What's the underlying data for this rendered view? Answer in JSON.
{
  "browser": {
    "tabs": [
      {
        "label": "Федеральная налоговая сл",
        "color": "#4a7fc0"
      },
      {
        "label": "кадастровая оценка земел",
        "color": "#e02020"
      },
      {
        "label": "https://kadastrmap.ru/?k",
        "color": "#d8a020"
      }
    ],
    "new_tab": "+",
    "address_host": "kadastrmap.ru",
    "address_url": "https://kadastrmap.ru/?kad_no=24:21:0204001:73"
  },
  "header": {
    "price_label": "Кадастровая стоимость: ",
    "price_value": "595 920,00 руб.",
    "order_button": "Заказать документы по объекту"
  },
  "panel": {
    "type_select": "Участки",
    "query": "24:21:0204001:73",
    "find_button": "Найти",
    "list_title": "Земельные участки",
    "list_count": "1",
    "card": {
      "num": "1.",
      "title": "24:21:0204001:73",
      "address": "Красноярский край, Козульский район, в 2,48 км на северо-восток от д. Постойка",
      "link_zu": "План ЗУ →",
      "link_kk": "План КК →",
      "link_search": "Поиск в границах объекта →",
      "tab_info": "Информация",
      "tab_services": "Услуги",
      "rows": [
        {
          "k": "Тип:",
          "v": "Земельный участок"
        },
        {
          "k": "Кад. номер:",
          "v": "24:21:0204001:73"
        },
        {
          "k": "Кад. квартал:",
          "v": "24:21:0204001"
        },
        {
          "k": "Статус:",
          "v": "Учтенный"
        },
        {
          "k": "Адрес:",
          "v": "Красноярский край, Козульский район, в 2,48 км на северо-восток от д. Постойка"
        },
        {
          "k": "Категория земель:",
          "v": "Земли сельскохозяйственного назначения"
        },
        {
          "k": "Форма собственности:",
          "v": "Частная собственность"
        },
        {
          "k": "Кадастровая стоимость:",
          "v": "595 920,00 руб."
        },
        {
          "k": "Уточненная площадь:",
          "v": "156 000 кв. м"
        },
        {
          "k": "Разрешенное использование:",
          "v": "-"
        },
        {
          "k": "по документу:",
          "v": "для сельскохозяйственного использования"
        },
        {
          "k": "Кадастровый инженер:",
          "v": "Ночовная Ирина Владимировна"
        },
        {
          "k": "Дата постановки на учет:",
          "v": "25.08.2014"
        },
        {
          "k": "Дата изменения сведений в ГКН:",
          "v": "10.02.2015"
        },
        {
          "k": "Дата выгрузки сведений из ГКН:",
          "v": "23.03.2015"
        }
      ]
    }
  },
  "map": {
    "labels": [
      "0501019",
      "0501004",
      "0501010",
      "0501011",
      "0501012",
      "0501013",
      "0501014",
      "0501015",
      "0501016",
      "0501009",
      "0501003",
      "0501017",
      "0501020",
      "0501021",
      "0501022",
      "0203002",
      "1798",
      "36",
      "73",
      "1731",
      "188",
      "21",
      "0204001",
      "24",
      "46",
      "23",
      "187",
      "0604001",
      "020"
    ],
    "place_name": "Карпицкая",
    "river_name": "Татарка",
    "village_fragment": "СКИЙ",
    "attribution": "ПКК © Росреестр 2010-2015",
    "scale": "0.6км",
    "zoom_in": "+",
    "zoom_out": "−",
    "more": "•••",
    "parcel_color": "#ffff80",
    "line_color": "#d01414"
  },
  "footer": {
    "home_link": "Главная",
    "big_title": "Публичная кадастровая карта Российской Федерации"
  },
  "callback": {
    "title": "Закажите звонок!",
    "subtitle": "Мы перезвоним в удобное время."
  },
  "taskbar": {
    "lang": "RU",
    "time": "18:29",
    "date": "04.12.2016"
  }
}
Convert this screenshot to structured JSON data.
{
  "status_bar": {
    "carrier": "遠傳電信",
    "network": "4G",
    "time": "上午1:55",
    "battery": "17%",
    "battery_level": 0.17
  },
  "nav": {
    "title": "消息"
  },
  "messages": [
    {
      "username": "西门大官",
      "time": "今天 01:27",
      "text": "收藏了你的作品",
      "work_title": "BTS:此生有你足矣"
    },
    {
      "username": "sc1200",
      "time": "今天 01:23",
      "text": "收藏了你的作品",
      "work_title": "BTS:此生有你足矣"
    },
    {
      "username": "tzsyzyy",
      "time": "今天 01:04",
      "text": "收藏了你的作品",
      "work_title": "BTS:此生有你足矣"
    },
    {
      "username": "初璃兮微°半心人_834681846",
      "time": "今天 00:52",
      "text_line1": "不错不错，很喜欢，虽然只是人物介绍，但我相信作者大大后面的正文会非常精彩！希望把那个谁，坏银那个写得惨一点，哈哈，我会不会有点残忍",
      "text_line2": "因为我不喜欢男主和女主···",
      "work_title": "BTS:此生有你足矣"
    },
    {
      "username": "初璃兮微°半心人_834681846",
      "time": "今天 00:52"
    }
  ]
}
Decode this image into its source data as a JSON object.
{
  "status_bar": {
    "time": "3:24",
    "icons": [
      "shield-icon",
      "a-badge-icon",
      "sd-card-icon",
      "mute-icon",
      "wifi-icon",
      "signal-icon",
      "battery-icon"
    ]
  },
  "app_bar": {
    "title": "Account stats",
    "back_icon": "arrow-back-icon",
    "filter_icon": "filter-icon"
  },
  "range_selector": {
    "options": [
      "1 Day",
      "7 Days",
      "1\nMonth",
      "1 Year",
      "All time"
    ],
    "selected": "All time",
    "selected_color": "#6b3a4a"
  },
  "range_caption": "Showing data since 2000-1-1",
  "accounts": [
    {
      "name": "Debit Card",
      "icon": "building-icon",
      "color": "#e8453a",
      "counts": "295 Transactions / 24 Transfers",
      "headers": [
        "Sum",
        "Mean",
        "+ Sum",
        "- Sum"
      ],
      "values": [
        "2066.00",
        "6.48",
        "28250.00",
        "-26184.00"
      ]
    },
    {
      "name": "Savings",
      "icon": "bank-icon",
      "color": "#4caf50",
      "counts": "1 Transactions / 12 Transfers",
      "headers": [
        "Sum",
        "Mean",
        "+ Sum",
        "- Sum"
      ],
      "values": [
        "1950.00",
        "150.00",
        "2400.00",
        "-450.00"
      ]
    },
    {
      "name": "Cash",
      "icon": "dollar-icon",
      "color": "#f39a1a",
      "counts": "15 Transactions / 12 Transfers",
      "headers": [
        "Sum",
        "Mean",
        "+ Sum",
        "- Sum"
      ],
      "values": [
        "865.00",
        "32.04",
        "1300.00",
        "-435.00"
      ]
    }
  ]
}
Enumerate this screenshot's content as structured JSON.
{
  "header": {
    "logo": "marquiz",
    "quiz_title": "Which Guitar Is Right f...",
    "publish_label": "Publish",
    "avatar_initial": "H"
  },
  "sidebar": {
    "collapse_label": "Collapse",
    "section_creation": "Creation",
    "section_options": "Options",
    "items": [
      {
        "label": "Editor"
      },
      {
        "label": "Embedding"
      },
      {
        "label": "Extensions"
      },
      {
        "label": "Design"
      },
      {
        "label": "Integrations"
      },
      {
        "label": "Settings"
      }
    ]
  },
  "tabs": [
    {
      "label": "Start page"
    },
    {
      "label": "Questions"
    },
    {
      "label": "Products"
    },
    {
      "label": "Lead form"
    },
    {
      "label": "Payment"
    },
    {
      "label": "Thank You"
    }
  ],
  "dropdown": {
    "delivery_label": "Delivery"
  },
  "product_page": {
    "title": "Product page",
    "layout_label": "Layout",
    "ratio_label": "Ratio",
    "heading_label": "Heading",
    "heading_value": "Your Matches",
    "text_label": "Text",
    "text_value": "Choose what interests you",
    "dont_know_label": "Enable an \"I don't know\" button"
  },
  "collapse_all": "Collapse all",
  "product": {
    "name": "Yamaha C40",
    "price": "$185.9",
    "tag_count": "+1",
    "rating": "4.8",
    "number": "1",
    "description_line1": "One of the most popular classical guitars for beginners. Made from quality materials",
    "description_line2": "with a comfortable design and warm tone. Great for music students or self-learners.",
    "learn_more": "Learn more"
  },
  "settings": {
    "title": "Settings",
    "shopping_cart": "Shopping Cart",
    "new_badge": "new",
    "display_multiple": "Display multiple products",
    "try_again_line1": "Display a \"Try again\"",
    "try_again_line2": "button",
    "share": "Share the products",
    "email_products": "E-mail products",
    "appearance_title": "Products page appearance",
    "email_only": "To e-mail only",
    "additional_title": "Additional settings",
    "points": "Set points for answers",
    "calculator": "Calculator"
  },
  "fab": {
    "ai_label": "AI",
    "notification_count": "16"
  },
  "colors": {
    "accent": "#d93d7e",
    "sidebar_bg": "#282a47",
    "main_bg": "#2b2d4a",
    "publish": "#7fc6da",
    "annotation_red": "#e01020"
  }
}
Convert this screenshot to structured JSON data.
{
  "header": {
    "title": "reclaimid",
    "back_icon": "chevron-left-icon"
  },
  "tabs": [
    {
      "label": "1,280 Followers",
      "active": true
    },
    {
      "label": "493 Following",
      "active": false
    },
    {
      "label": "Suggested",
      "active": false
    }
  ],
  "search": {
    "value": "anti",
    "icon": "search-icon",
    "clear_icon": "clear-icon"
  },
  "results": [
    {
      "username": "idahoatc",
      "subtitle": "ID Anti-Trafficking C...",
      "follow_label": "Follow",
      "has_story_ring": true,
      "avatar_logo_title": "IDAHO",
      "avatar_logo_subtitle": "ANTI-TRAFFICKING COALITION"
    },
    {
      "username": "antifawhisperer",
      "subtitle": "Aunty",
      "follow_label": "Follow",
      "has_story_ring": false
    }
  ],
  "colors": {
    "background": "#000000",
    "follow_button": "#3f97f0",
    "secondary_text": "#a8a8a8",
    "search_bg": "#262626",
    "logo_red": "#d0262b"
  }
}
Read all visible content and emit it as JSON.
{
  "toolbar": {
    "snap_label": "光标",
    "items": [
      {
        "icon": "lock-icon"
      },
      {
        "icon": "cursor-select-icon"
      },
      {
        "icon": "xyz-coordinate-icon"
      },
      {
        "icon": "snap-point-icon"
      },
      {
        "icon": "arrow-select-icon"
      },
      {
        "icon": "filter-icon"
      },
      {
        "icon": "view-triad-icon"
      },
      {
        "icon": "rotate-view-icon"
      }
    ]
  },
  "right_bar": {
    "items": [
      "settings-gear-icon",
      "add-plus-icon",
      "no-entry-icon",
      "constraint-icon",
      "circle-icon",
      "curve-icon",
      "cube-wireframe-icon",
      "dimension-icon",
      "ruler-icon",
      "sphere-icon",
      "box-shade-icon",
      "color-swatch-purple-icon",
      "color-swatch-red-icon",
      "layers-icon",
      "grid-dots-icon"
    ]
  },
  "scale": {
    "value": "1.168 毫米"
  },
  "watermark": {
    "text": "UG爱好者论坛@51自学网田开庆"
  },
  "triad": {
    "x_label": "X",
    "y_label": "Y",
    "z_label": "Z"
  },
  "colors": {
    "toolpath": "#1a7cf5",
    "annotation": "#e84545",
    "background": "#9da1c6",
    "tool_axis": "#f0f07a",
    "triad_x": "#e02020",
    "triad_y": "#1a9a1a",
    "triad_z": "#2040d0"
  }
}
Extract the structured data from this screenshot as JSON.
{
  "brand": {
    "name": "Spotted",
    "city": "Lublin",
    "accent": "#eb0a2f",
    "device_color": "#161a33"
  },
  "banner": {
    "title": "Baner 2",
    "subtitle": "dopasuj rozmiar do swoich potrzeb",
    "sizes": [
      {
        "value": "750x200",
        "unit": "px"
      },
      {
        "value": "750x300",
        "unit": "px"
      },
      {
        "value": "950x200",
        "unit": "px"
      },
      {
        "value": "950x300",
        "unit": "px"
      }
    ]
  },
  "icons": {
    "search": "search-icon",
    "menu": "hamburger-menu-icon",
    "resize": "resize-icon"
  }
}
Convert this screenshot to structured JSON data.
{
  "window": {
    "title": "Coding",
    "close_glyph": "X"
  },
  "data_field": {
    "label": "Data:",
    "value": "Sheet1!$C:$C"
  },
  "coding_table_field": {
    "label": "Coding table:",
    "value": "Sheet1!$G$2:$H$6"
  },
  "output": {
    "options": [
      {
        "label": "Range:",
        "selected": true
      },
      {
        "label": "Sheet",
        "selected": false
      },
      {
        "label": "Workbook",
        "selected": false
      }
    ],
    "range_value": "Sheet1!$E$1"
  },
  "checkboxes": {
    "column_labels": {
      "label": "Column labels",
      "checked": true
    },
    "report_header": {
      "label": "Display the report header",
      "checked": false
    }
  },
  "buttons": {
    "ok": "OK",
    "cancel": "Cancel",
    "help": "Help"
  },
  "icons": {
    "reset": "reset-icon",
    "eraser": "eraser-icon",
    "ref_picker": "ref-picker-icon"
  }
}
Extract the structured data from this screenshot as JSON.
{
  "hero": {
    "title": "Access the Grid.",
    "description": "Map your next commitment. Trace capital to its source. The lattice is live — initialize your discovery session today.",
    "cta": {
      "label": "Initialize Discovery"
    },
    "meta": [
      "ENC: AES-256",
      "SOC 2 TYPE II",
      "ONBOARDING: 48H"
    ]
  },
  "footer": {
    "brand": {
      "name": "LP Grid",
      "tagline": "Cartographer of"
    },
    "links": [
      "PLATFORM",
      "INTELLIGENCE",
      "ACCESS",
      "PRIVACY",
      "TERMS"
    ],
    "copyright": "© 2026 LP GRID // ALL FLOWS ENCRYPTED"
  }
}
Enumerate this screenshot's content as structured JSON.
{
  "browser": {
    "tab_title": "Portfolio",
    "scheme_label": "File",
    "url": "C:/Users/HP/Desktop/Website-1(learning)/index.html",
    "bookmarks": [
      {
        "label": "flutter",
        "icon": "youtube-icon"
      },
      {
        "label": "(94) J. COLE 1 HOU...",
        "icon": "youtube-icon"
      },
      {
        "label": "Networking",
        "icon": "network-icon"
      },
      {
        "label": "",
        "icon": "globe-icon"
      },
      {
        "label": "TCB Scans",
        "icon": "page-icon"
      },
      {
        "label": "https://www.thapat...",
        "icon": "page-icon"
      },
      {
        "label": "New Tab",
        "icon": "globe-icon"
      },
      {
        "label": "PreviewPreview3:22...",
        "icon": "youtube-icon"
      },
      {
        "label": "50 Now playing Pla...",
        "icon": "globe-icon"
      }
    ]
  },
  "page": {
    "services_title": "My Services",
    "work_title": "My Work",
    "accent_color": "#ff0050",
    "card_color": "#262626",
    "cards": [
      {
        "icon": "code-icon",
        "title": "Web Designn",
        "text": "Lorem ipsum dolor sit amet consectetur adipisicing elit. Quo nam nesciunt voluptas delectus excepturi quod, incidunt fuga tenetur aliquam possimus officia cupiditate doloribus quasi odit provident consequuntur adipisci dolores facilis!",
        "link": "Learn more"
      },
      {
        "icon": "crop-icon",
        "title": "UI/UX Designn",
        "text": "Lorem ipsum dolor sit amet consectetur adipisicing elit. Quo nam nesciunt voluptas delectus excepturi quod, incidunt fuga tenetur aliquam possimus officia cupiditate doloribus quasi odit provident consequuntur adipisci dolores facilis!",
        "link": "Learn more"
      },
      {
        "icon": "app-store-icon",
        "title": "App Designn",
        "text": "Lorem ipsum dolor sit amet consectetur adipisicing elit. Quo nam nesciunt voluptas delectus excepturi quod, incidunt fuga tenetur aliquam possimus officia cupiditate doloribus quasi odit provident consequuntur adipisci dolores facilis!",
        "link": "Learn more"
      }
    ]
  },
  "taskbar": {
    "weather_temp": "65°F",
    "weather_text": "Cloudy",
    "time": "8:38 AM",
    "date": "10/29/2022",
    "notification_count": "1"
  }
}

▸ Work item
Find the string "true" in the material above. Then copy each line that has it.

▸ Result of this task
      "active": true
      "has_story_ring": true,
        "selected": true
      "checked": true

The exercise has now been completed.